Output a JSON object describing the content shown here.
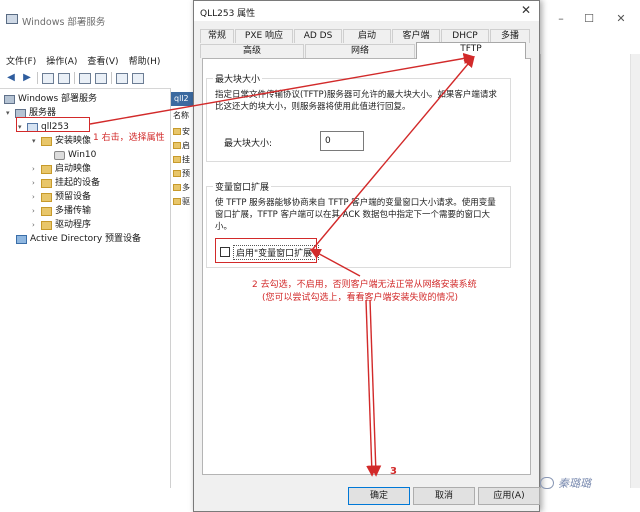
{
  "wds_window": {
    "title": "Windows 部署服务",
    "menu": [
      "文件(F)",
      "操作(A)",
      "查看(V)",
      "帮助(H)"
    ],
    "tree": {
      "root": "Windows 部署服务",
      "servers": "服务器",
      "server": "qll253",
      "install_images": "安装映像",
      "win10": "Win10",
      "boot_images": "启动映像",
      "pending": "挂起的设备",
      "prestaged": "预留设备",
      "multicast": "多播传输",
      "drivers": "驱动程序",
      "ad_prestaged": "Active Directory 预置设备"
    },
    "pane_header": "qll2",
    "pane_col": "名称",
    "pane_rows": [
      "安",
      "启",
      "挂",
      "预",
      "多",
      "驱"
    ]
  },
  "dialog": {
    "title": "QLL253 属性",
    "tabs_row1": [
      "常规",
      "PXE 响应",
      "AD DS",
      "启动",
      "客户端",
      "DHCP",
      "多播"
    ],
    "tabs_row2": [
      "高级",
      "网络",
      "TFTP"
    ],
    "block_group": {
      "legend": "最大块大小",
      "desc_line1": "指定日常文件传输协议(TFTP)服务器可允许的最大块大小。如果客户端请求",
      "desc_line2": "比这还大的块大小，则服务器将使用此值进行回复。",
      "label": "最大块大小:",
      "value": "0"
    },
    "window_group": {
      "legend": "变量窗口扩展",
      "desc_line1": "使 TFTP 服务器能够协商来自 TFTP 客户端的变量窗口大小请求。使用变量",
      "desc_line2": "窗口扩展，TFTP 客户端可以在其 ACK 数据包中指定下一个需要的窗口大",
      "desc_line3": "小。",
      "checkbox_label": "启用\"变量窗口扩展\"",
      "checked": false
    },
    "buttons": {
      "ok": "确定",
      "cancel": "取消",
      "apply": "应用(A)"
    }
  },
  "annotations": {
    "step1": "1 右击，选择属性",
    "step2_line1": "2 去勾选，不启用，否则客户端无法正常从网络安装系统",
    "step2_line2": "(您可以尝试勾选上，看看客户端安装失败的情况)",
    "step3": "3"
  },
  "watermark": "秦璐璐",
  "colors": {
    "annotation_red": "#d22a2a",
    "primary_blue": "#0078d7"
  }
}
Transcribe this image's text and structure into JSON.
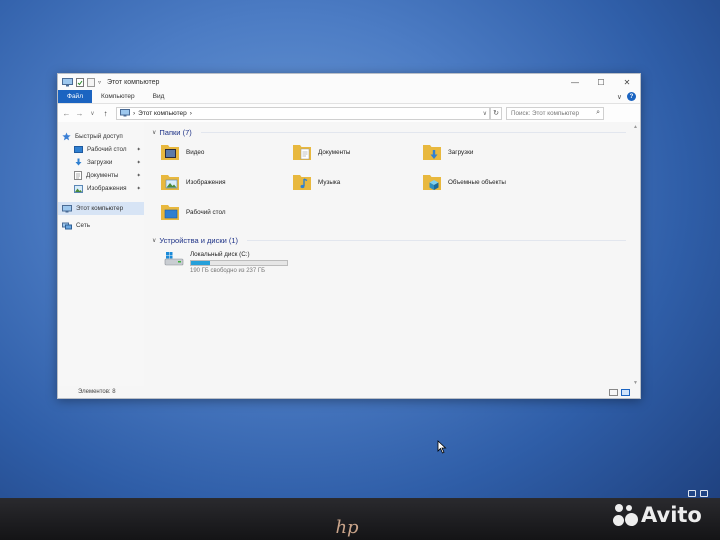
{
  "window": {
    "title": "Этот компьютер",
    "controls": {
      "minimize": "—",
      "maximize": "☐",
      "close": "✕"
    }
  },
  "ribbon": {
    "tabs": [
      "Файл",
      "Компьютер",
      "Вид"
    ],
    "expand_glyph": "∨",
    "help": "?"
  },
  "nav": {
    "back": "←",
    "forward": "→",
    "recent": "∨",
    "up": "↑",
    "address": {
      "separator": "›",
      "location": "Этот компьютер",
      "trail": "›",
      "dropdown": "∨"
    },
    "refresh": "↻",
    "search": {
      "placeholder": "Поиск: Этот компьютер",
      "icon": "⌕"
    }
  },
  "sidebar": {
    "quick_access": "Быстрый доступ",
    "pinned": [
      {
        "label": "Рабочий стол",
        "icon": "desktop-icon"
      },
      {
        "label": "Загрузки",
        "icon": "download-icon"
      },
      {
        "label": "Документы",
        "icon": "documents-icon"
      },
      {
        "label": "Изображения",
        "icon": "pictures-icon"
      }
    ],
    "pin_glyph": "📌",
    "this_pc": "Этот компьютер",
    "network": "Сеть"
  },
  "folders_group": {
    "title": "Папки (7)",
    "items": [
      {
        "label": "Видео",
        "icon": "videos-folder-icon"
      },
      {
        "label": "Документы",
        "icon": "documents-folder-icon"
      },
      {
        "label": "Загрузки",
        "icon": "downloads-folder-icon"
      },
      {
        "label": "Изображения",
        "icon": "pictures-folder-icon"
      },
      {
        "label": "Музыка",
        "icon": "music-folder-icon"
      },
      {
        "label": "Объемные объекты",
        "icon": "3d-objects-folder-icon"
      },
      {
        "label": "Рабочий стол",
        "icon": "desktop-folder-icon"
      }
    ]
  },
  "drives_group": {
    "title": "Устройства и диски (1)",
    "drives": [
      {
        "label": "Локальный диск (C:)",
        "free_text": "190 ГБ свободно из 237 ГБ",
        "used_fraction": 0.2,
        "bar_color": "#26a0da"
      }
    ]
  },
  "status": {
    "items_count": "Элементов: 8"
  },
  "scroll": {
    "up": "▲",
    "down": "▼"
  },
  "branding": {
    "laptop_logo": "hp",
    "watermark": "Avito"
  },
  "colors": {
    "accent": "#1b64c1",
    "folder": "#e8b83e",
    "header": "#1e3287"
  }
}
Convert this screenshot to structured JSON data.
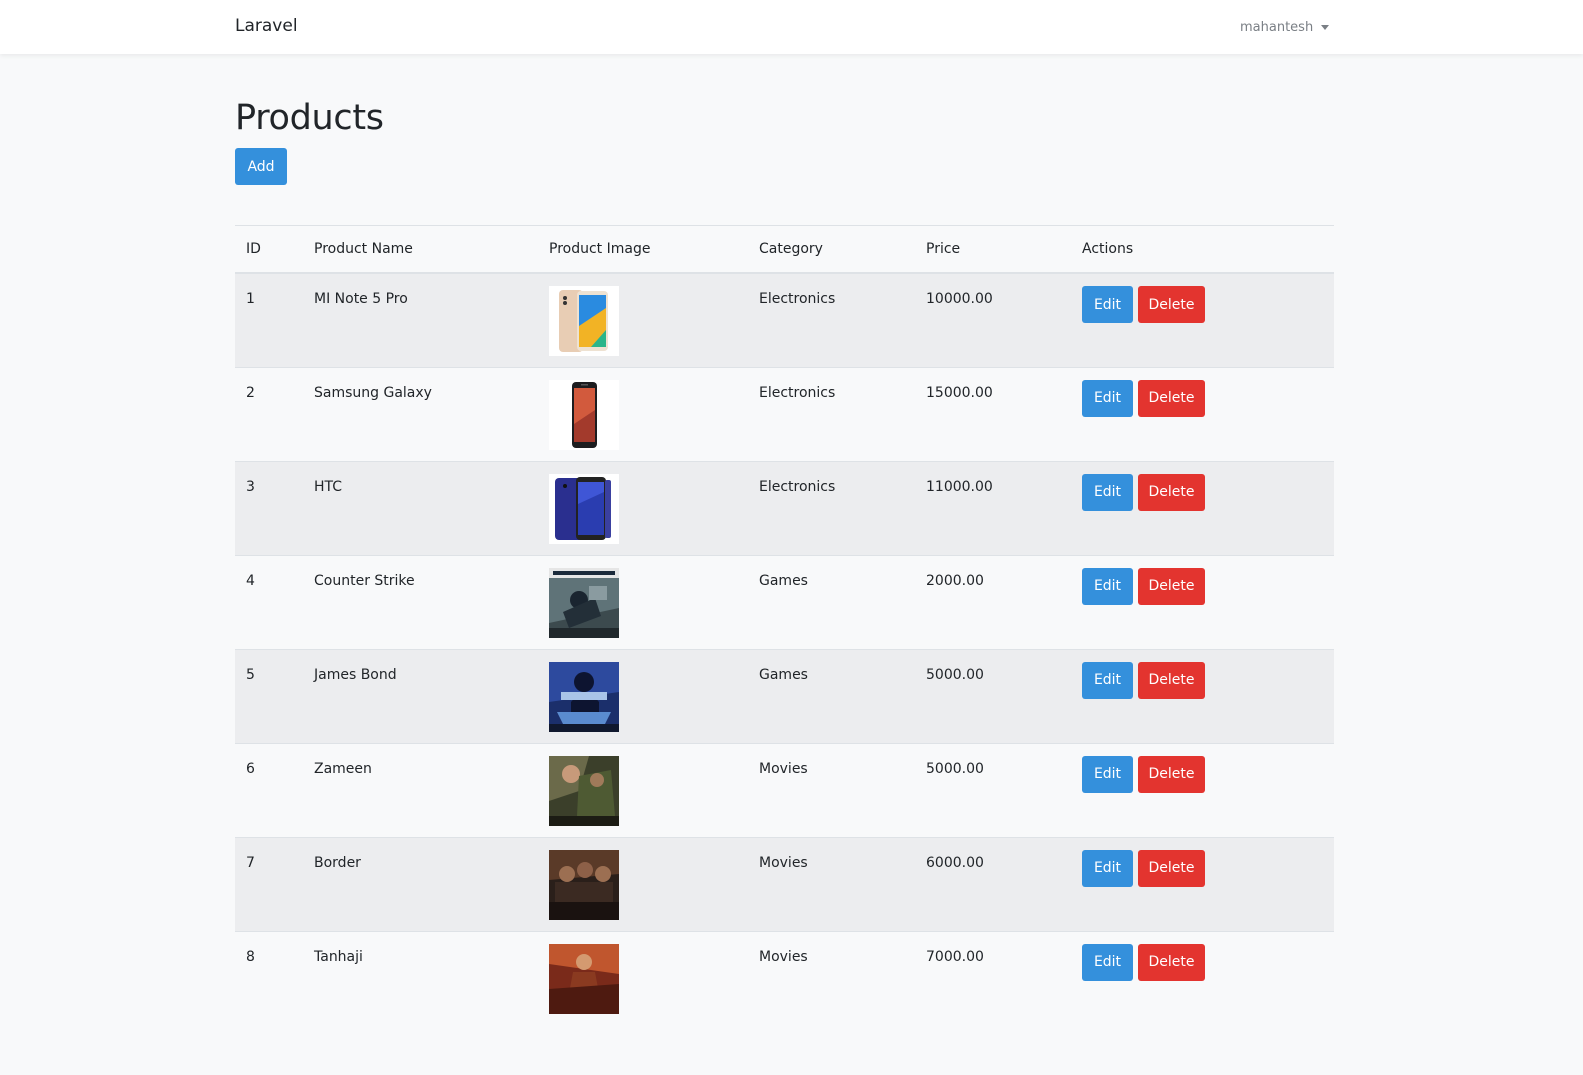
{
  "navbar": {
    "brand": "Laravel",
    "user": "mahantesh"
  },
  "page": {
    "title": "Products",
    "add_label": "Add"
  },
  "colors": {
    "primary": "#3490dc",
    "danger": "#e3342f",
    "stripe": "#ecedef"
  },
  "table": {
    "headers": [
      "ID",
      "Product Name",
      "Product Image",
      "Category",
      "Price",
      "Actions"
    ],
    "edit_label": "Edit",
    "delete_label": "Delete",
    "rows": [
      {
        "id": "1",
        "name": "MI Note 5 Pro",
        "image": "phone-gold-thumbnail",
        "category": "Electronics",
        "price": "10000.00"
      },
      {
        "id": "2",
        "name": "Samsung Galaxy",
        "image": "phone-black-thumbnail",
        "category": "Electronics",
        "price": "15000.00"
      },
      {
        "id": "3",
        "name": "HTC",
        "image": "phone-blue-thumbnail",
        "category": "Electronics",
        "price": "11000.00"
      },
      {
        "id": "4",
        "name": "Counter Strike",
        "image": "game-cover-thumbnail",
        "category": "Games",
        "price": "2000.00"
      },
      {
        "id": "5",
        "name": "James Bond",
        "image": "game-cover-thumbnail",
        "category": "Games",
        "price": "5000.00"
      },
      {
        "id": "6",
        "name": "Zameen",
        "image": "movie-poster-thumbnail",
        "category": "Movies",
        "price": "5000.00"
      },
      {
        "id": "7",
        "name": "Border",
        "image": "movie-poster-thumbnail",
        "category": "Movies",
        "price": "6000.00"
      },
      {
        "id": "8",
        "name": "Tanhaji",
        "image": "movie-poster-thumbnail",
        "category": "Movies",
        "price": "7000.00"
      }
    ]
  }
}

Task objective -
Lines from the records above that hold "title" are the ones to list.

Result -
    "title": "Windows 部署服务",
    "title": "QLL253 属性",
    "title": "Этот компьютер",
    "title": "Папки (7)",
    "title": "Устройства и диски (1)",
    "title": "Products",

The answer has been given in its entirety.